The problem
Look through the data below and show every line that includes "Lorem".

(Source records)
*** Begin section ***

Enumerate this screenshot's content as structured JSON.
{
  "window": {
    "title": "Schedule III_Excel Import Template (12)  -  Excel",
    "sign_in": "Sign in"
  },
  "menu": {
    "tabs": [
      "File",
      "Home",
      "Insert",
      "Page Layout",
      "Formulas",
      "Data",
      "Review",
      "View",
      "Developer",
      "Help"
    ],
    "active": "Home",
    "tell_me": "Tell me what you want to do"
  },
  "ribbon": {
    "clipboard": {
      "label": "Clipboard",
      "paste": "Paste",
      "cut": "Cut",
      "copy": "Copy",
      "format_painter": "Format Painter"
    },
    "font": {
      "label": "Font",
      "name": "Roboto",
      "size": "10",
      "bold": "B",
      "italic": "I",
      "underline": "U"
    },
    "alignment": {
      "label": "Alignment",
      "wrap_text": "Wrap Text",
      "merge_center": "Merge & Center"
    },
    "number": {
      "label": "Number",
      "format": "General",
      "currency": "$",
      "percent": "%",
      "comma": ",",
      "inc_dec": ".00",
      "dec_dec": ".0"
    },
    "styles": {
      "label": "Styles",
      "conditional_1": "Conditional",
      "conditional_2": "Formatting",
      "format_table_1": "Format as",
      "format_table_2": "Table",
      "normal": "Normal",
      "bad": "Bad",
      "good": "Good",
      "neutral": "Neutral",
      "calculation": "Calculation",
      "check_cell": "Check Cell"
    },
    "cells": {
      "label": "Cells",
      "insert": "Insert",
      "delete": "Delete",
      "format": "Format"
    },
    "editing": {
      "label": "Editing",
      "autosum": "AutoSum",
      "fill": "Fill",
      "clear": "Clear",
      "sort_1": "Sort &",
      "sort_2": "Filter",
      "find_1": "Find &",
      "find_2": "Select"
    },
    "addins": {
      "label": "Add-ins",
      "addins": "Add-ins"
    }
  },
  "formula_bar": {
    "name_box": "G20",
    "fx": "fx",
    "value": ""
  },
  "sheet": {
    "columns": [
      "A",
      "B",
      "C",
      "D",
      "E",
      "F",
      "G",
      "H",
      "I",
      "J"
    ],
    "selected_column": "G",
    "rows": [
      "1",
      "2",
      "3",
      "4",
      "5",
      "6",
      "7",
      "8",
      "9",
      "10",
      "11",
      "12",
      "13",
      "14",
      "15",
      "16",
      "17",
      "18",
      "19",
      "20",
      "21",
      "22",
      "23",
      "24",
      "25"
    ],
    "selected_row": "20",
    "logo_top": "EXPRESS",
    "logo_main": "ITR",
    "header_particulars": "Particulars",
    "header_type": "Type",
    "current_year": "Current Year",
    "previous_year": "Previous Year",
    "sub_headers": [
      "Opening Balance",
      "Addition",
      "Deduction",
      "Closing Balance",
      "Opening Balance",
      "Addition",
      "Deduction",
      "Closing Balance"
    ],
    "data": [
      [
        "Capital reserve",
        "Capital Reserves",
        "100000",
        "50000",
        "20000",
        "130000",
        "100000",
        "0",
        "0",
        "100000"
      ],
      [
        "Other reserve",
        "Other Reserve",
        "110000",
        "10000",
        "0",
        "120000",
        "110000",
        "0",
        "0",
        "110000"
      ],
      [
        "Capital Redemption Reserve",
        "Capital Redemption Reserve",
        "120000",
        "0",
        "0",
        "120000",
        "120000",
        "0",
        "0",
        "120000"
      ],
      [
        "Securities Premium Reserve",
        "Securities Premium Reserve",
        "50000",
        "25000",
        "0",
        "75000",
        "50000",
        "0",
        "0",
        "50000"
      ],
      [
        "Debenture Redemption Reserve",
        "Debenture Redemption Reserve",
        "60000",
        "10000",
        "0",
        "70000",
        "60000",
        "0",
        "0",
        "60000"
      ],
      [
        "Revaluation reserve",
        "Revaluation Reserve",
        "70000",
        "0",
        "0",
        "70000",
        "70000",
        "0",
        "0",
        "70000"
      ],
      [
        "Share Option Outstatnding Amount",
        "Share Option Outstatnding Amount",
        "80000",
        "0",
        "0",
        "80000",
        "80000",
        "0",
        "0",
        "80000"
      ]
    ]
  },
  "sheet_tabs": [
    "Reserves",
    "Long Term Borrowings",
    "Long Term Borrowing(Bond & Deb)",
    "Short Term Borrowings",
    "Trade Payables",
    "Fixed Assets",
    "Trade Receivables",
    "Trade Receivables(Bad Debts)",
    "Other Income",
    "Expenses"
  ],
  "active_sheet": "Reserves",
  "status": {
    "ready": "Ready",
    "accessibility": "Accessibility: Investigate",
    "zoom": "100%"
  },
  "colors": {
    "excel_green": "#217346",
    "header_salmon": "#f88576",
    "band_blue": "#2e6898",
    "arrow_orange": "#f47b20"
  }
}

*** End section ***
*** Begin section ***

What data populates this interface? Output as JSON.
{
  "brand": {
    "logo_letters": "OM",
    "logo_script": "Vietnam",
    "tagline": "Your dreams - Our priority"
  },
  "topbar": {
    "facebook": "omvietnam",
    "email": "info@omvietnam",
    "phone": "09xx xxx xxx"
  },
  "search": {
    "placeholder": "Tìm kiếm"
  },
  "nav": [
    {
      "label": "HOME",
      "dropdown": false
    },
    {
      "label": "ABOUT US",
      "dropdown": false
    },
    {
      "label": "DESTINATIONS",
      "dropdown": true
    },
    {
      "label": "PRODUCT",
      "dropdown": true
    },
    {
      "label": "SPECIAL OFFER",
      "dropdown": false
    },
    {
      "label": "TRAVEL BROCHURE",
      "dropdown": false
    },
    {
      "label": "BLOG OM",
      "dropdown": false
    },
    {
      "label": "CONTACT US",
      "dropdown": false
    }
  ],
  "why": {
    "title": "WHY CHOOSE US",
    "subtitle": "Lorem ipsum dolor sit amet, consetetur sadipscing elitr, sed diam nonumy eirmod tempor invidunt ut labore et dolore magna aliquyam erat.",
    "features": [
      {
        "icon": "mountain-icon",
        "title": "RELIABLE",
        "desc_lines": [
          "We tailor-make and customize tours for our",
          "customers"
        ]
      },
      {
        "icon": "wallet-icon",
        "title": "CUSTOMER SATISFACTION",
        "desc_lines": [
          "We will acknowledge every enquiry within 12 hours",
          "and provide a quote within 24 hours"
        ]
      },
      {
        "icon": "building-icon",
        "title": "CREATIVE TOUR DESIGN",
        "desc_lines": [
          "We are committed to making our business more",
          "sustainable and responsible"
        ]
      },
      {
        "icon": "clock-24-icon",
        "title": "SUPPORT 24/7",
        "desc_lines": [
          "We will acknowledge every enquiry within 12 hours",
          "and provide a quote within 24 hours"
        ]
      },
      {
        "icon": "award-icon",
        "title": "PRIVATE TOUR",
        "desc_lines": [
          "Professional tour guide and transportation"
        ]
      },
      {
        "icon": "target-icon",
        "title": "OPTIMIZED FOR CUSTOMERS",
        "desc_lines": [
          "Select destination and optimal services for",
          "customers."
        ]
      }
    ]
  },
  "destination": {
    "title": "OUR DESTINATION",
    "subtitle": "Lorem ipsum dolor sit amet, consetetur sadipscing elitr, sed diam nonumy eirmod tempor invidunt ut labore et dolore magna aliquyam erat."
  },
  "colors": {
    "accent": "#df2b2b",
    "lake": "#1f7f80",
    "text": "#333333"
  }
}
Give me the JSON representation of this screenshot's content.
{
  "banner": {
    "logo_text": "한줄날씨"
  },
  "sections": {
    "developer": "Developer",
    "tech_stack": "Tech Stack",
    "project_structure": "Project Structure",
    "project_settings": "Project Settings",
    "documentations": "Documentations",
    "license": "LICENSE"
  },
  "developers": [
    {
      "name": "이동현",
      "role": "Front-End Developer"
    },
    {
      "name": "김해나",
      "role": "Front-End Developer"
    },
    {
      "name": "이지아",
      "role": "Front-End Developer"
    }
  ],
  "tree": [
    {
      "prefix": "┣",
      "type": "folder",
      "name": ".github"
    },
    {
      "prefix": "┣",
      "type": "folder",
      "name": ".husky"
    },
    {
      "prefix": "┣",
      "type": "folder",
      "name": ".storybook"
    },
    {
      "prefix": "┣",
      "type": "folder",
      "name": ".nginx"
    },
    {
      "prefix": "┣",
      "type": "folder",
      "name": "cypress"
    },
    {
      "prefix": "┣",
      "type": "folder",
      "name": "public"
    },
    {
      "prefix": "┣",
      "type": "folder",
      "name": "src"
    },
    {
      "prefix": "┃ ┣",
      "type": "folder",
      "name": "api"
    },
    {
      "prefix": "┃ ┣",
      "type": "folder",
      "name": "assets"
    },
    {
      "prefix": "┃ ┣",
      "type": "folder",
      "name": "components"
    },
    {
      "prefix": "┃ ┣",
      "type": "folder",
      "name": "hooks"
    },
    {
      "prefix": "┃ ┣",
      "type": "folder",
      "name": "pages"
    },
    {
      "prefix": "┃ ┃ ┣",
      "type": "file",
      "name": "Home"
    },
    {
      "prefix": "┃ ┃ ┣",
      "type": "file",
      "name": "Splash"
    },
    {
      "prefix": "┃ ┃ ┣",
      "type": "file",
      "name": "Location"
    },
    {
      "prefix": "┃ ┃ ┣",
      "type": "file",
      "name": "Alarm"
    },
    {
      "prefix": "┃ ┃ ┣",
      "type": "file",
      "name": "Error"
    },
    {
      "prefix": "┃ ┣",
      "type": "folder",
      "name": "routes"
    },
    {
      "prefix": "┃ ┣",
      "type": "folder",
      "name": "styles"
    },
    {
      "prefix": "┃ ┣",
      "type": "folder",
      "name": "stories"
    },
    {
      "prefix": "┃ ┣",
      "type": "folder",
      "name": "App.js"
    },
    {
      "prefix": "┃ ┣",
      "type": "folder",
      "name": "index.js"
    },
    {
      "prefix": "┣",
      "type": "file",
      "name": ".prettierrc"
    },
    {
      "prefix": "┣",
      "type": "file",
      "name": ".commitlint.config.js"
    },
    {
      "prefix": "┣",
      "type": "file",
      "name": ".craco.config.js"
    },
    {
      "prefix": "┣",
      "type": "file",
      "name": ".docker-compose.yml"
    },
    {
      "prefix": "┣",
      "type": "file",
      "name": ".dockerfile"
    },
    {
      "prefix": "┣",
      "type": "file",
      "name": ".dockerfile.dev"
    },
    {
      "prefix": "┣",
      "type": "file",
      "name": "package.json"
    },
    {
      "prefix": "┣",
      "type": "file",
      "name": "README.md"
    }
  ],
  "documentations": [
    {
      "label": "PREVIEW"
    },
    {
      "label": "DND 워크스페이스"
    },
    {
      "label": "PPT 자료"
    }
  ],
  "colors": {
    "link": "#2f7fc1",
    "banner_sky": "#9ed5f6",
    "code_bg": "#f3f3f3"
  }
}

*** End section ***

Completed task
    "subtitle": "Lorem ipsum dolor sit amet, consetetur sadipscing elitr, sed diam nonumy eirmod tempor invidunt ut labore et dolore magna aliquyam erat.",
    "subtitle": "Lorem ipsum dolor sit amet, consetetur sadipscing elitr, sed diam nonumy eirmod tempor invidunt ut labore et dolore magna aliquyam erat."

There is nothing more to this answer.